━━━━━ INFORMATION GIVEN

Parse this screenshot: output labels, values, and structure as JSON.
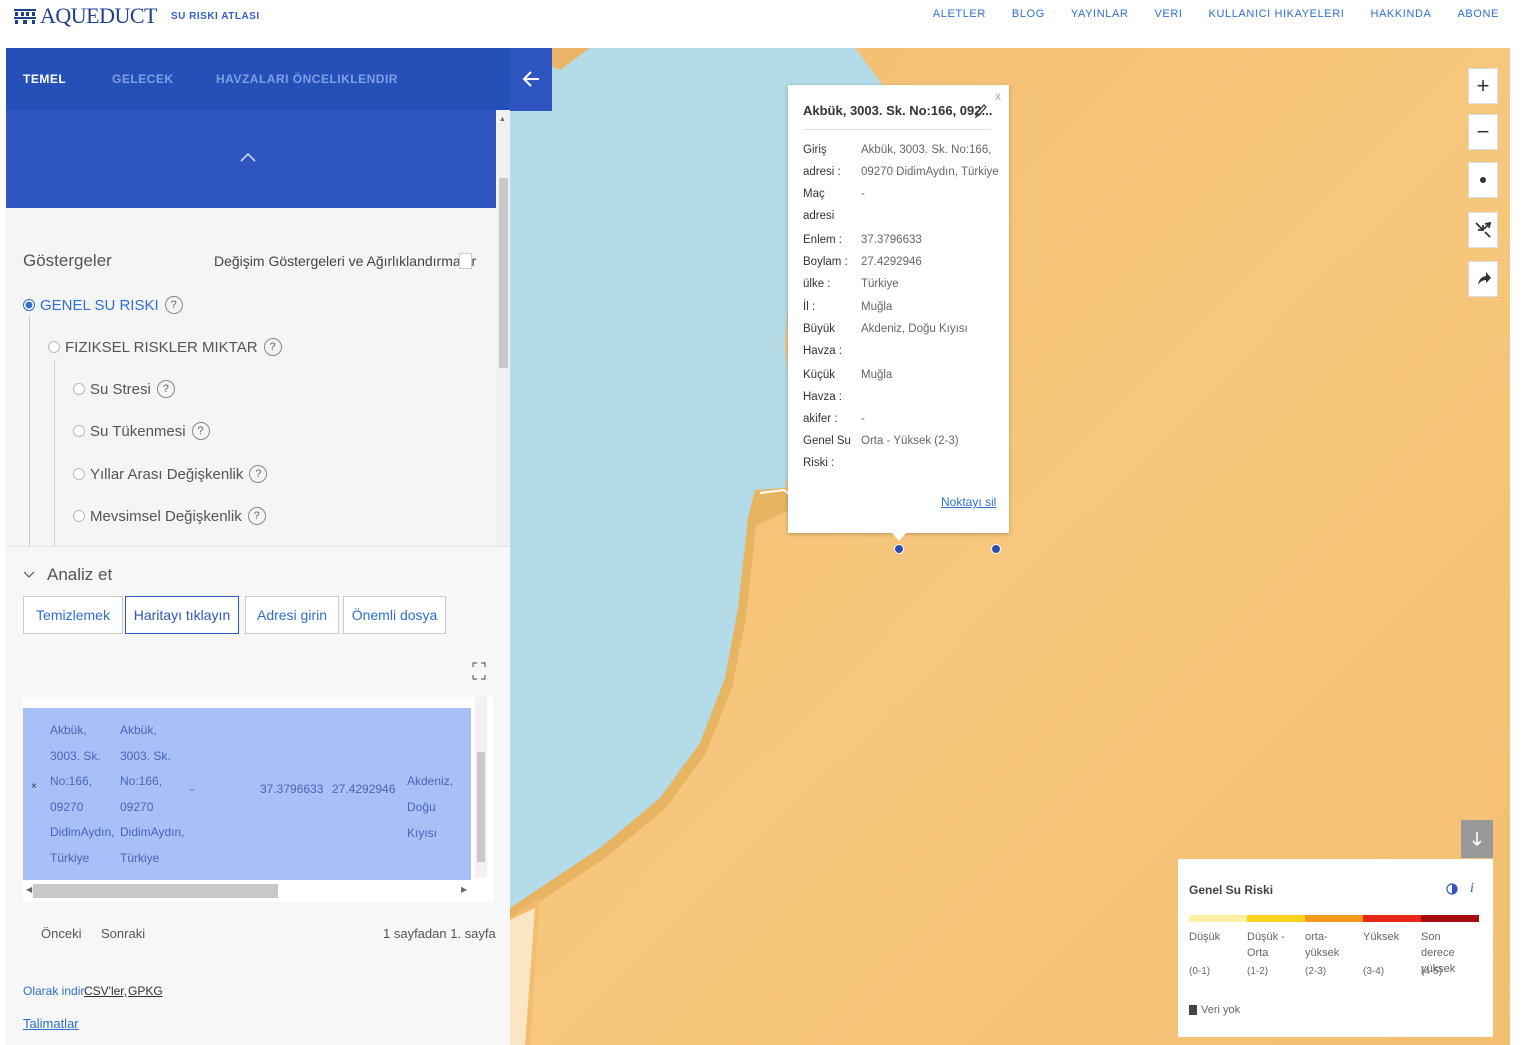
{
  "header": {
    "logo_text": "AQUEDUCT",
    "logo_subtitle": "SU RISKI ATLASI",
    "nav": [
      "ALETLER",
      "BLOG",
      "YAYINLAR",
      "VERI",
      "KULLANICI HIKAYELERI",
      "HAKKINDA",
      "ABONE"
    ]
  },
  "sidebar": {
    "tabs": [
      {
        "label": "TEMEL",
        "active": true
      },
      {
        "label": "GELECEK",
        "active": false
      },
      {
        "label": "HAVZALARI ÖNCELIKLENDIR",
        "active": false
      }
    ],
    "indicators_title": "Göstergeler",
    "change_indicators_label": "Değişim Göstergeleri ve Ağırlıklandırmalar",
    "options": [
      {
        "label": "GENEL SU RISKI",
        "selected": true
      },
      {
        "label": "FIZIKSEL RISKLER MIKTAR",
        "selected": false
      },
      {
        "label": "Su Stresi",
        "selected": false
      },
      {
        "label": "Su Tükenmesi",
        "selected": false
      },
      {
        "label": "Yıllar Arası Değişkenlik",
        "selected": false
      },
      {
        "label": "Mevsimsel Değişkenlik",
        "selected": false
      }
    ],
    "help_glyph": "?"
  },
  "analyze": {
    "title": "Analiz et",
    "buttons": [
      "Temizlemek",
      "Haritayı tıklayın",
      "Adresi girin",
      "Önemli dosya"
    ],
    "table_row": {
      "remove": "×",
      "input_address": [
        "Akbük,",
        "3003. Sk.",
        "No:166,",
        "09270",
        "DidimAydın,",
        "Türkiye"
      ],
      "match_address": [
        "Akbük,",
        "3003. Sk.",
        "No:166,",
        "09270",
        "DidimAydın,",
        "Türkiye"
      ],
      "aquifer": "-",
      "lat": "37.3796633",
      "lon": "27.4292946",
      "major_basin": [
        "Akdeniz,",
        "Doğu Kıyısı"
      ]
    },
    "pagination": {
      "prev": "Önceki",
      "next": "Sonraki",
      "info": "1 sayfadan 1. sayfa"
    },
    "download_label": "Olarak indir",
    "download_csv": "CSV'ler,",
    "download_gpkg": "GPKG",
    "instructions": "Talimatlar"
  },
  "map_controls": {
    "zoom_in": "+",
    "zoom_out": "−"
  },
  "popup": {
    "title": "Akbük, 3003. Sk. No:166, 092...",
    "close": "x",
    "fields": [
      {
        "label": [
          "Giriş",
          "adresi :"
        ],
        "value": [
          "Akbük, 3003. Sk. No:166,",
          "09270 DidimAydın, Türkiye"
        ]
      },
      {
        "label": [
          "Maç adresi",
          ":"
        ],
        "value": [
          "-"
        ]
      },
      {
        "label": [
          "Enlem :"
        ],
        "value": [
          "37.3796633"
        ]
      },
      {
        "label": [
          "Boylam :"
        ],
        "value": [
          "27.4292946"
        ]
      },
      {
        "label": [
          "ülke :"
        ],
        "value": [
          "Türkiye"
        ]
      },
      {
        "label": [
          "İl :"
        ],
        "value": [
          "Muğla"
        ]
      },
      {
        "label": [
          "Büyük",
          "Havza :"
        ],
        "value": [
          "Akdeniz, Doğu Kıyısı"
        ]
      },
      {
        "label": [
          "Küçük",
          "Havza :"
        ],
        "value": [
          "Muğla"
        ]
      },
      {
        "label": [
          "akifer :"
        ],
        "value": [
          "-"
        ]
      },
      {
        "label": [
          "Genel Su",
          "Riski :"
        ],
        "value": [
          "Orta - Yüksek (2-3)"
        ]
      }
    ],
    "remove_link": "Noktayı sil"
  },
  "legend": {
    "title": "Genel Su Riski",
    "categories": [
      {
        "label": "Düşük",
        "range": "(0-1)",
        "color": "#fff0a8"
      },
      {
        "label": "Düşük - Orta",
        "range": "(1-2)",
        "color": "#f8d21c"
      },
      {
        "label": "orta-yüksek",
        "range": "(2-3)",
        "color": "#f59a1e"
      },
      {
        "label": "Yüksek",
        "range": "(3-4)",
        "color": "#e8261a"
      },
      {
        "label": "Son derece yüksek",
        "range": "(4-5)",
        "color": "#a80c10"
      }
    ],
    "no_data": "Veri yok",
    "info_glyph": "i"
  },
  "colors": {
    "brand_blue": "#2550b8",
    "link_blue": "#2f6fd0",
    "water": "#b3dbe8",
    "land_risk": "#f5c376"
  }
}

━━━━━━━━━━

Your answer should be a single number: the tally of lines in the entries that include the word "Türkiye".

4